and the class loader (instance of <bootloader>) for resolved class, javax/xml/transform/sax/SAXResult, have different Class objects for the type orm.sax.SAXResult.
<init>(Lorg/xml/sax/ContentHandler;)V used in the signature
This error essentially means that there has been a conflict between some XML processing classes that already existed as part of JIRA and those that were introduced by our plugin as part of the Apache FOP dependency.

In order to resolve the conflict, we need to instruct our plugin to use the XML processing classes that JIRA already knows about. This can be achieved using the OSGi bundle instruction <Import-Package> which can be added directly to your atlassian-plugin.xml plugin descriptor file by nesting it inside a <bundle-instructions> element, which itself is nested inside the <plugin-info> element. The full <Import-Package> declaration is shown below. Make sure to use *;resolution:=optional at the end of the declaration so as not to produce ClassNotFoundException‘s relating to other class dependencies within the plugin when it is installed into JIRA.

<Import-Package> declaration

Now your plugin should run smoothly and produce the PDF export you always wanted.

Future developments

Currently this approach has only been tested in recent versions of JIRA. I.e. 5.2 +. But I see no reason why this approach wouldn’t work in any other Atlassian product such as Confluence that used the version 2 plugin framework, that is OSGi compatible.

Finally this approach currently only works with Apache FOP version 0.94. Upgrading the Apache FOP dependency to a newer version introduces the following runtime exception:

Runtime exception when upgrading to newer versions of Apache FOP

javax.xml.transform.TransformerException: Can’t transform a Source of type


With this functionality exporting to PDF should be simple; producing beautiful, accessible reports from JIRA. This is yet another example of how Clearvision were given a problem and through our agile software development process delivered a concise solution that was on time and within budget. For more on how Clearvision can help with the development of custom plugins like this one for Atlassian JIRA please visit our custom plugin development page.

Rob is an experienced and enthusiastic software developer, having worked on all aspects of software development for large custom web based systems, which underpin the businesses that rely on them. Renowned for his ability to work efficiently and to a very high standard, Rob has technical and problem solving analytical skills that are often called upon.
  • Ferenc Kiss

    Great article, Robert!
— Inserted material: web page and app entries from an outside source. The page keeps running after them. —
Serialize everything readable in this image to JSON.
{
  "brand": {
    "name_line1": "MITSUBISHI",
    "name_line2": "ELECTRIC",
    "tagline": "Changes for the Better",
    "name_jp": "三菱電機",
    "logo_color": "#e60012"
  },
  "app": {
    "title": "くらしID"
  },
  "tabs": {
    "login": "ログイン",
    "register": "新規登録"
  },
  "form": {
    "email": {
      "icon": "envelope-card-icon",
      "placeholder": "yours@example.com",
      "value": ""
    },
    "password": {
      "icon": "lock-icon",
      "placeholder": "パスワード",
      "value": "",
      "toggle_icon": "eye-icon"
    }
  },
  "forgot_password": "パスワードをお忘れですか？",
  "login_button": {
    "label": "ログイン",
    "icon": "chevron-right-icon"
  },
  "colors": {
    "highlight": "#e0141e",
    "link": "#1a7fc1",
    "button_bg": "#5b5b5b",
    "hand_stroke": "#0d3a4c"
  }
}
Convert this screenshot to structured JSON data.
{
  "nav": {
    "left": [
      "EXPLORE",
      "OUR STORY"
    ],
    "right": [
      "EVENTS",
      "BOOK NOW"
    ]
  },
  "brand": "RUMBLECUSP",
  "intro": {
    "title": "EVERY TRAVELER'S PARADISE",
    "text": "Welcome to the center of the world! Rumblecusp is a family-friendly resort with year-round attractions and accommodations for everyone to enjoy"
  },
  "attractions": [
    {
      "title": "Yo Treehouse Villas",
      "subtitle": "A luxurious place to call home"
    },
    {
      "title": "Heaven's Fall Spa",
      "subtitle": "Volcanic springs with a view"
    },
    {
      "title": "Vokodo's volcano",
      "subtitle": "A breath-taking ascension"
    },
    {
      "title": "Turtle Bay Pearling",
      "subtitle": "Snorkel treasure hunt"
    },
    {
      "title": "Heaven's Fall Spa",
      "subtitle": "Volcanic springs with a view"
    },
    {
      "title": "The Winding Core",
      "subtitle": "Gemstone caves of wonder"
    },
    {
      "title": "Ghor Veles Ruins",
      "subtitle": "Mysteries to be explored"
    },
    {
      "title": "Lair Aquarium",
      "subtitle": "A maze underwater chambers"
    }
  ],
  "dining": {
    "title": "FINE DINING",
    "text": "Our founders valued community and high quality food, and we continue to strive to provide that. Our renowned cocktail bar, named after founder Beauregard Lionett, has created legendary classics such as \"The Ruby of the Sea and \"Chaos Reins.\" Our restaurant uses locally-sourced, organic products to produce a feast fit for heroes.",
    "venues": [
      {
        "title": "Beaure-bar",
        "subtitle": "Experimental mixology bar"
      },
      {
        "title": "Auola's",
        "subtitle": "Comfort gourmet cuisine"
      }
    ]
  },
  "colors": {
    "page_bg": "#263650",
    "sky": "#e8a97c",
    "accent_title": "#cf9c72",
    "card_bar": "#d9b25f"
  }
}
Let me give you an idea how to save major efforts when developing custom PDF based document exports and maintaining them from one JIRA version to the next.

    Our JIRA PDF View Plugin solves the same problem and is essentially based on the same technologies (JIRA + PDF + Velocity + FOP) like what you have outlined here. It also comes with support for custom reporting logic in Groovy scriping, data visualization, and some more advanced features. The nice thing is that it allows you to fully customize the FO templates, the Groovy scripts, all other resources, allowing you to focus on your custom report, not on the “plumbing code”. In this sense, it is a platform for developing reports.

    Plugin page:


  • Matt Doar

    This is useful, thanks for documenting how you worked around those errors. There’s also further information in the Atlassian docs at

    The Midori plugin is a good general-purpose way of generating PDFs from within JIRA

    Personally, FOP drove me crazy when I used it to create PDFs for O’Reilly books. I’m glad that O’Reilly handles the toolchain for their authors now.